This book presents fifty-one didactic and devotional Sufi poems (with English translations) composed by the ulama of Brava, on Somalia’s Benadir coast, in Chimiini, a Bantu language related to Swahili and unique to the town. Because the six ulama-poets, among whom two women, guided local believers towards correct beliefs and behaviours in reference to specific authoritative religious texts, the poems allow insight into their authors’ religious education, affiliations, in which the Qādiriyyah and Aḥmadiyyah took pride of place, and regional connections. Because the poems refer to local people, places, events, and livelihoods, they also bring into view the uniquely local dimension of Islam in this small East African port city in this time-period.
Author: Maren Rüsch
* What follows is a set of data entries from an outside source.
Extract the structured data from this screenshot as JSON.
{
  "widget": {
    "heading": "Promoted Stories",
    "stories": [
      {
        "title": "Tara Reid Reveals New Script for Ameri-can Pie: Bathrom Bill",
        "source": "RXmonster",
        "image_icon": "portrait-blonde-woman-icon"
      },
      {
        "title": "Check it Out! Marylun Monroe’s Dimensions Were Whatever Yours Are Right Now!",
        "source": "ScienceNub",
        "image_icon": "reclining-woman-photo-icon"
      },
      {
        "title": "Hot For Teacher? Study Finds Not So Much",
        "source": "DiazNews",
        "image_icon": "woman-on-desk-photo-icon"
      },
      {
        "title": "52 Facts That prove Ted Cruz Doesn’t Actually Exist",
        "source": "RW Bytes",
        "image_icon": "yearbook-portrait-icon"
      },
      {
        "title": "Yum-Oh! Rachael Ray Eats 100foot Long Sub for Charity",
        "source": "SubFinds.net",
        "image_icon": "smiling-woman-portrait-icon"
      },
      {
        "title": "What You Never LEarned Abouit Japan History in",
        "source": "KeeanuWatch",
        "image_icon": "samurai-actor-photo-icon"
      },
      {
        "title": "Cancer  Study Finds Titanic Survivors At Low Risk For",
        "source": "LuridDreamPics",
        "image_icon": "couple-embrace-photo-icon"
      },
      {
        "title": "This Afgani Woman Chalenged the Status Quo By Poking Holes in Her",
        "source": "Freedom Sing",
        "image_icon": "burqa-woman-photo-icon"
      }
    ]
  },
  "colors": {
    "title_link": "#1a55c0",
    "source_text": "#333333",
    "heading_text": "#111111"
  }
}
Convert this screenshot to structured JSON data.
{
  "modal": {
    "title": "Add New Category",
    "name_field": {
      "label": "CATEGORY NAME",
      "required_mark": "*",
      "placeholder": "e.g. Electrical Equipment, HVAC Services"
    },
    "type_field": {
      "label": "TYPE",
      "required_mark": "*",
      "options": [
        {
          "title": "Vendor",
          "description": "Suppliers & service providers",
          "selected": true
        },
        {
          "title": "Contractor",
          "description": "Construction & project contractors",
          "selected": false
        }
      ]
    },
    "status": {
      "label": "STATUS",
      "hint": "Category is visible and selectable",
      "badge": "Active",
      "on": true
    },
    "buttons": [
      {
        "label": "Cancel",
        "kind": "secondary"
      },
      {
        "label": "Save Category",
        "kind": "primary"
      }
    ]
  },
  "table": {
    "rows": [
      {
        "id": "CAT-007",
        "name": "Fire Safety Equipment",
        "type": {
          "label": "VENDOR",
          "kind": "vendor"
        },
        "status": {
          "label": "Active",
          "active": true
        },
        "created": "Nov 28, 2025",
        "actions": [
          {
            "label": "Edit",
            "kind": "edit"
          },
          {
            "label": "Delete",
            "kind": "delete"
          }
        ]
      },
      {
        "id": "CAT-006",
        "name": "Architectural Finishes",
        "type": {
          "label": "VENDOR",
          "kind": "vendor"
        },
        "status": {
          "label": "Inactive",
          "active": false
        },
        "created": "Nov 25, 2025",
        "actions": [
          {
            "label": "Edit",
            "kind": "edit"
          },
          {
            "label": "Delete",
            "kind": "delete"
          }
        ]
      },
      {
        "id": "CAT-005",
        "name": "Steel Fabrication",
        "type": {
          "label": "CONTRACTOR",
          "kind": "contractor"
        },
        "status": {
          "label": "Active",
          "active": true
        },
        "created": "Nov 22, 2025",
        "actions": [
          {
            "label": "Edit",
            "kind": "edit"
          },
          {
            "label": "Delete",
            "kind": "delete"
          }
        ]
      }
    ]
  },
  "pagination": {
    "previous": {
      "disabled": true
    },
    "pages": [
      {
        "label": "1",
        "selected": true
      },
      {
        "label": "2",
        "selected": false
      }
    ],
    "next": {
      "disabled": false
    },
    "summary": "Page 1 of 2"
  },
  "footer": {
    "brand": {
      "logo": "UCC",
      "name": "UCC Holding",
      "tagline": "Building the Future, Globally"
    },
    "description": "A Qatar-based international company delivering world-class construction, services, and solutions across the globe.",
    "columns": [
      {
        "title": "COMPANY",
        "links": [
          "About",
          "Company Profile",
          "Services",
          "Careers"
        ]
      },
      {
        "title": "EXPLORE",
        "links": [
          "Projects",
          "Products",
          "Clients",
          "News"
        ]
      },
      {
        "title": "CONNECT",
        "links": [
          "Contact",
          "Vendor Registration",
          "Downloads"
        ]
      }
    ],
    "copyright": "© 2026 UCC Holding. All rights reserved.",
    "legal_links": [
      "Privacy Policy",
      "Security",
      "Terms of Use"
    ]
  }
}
first comparative study of East African gestures was provided by Creider (1977). It covers a listing of gesture descriptions, with their respective meanings in the four languages spoken in Kenya; among them Dholuo, a West-Nilotic language closely related to Acholi. The gestures that Creider describes

In: A Conversational Analysis of Acholi
Author: Maren Rüsch

(Bagwasi 2008), ǂAkhoe Haiǀǀom (Hoymann 2010) and Zulu (de Kadt 1998), and East African languages: mainly Swahili (Habwe 2010; Yahya-Othman 1994; Nassenstein 2018). Many publications on politeness strategies are comparisons of two or more languages; Lwanga-Lumu (1999) compares Luganda and English in terms

In: A Conversational Analysis of Acholi

been written about both the recent and ancient histories of many cultural groups of South Sudan, but, like much of East Africa, it is a region with a deep history of many waves of migration. The Lopit, Otuho, Dongotono, Lokoya and Lango 2 are thought to have a common origin as the Proto-Lotuko people

In: A Grammar of Lopit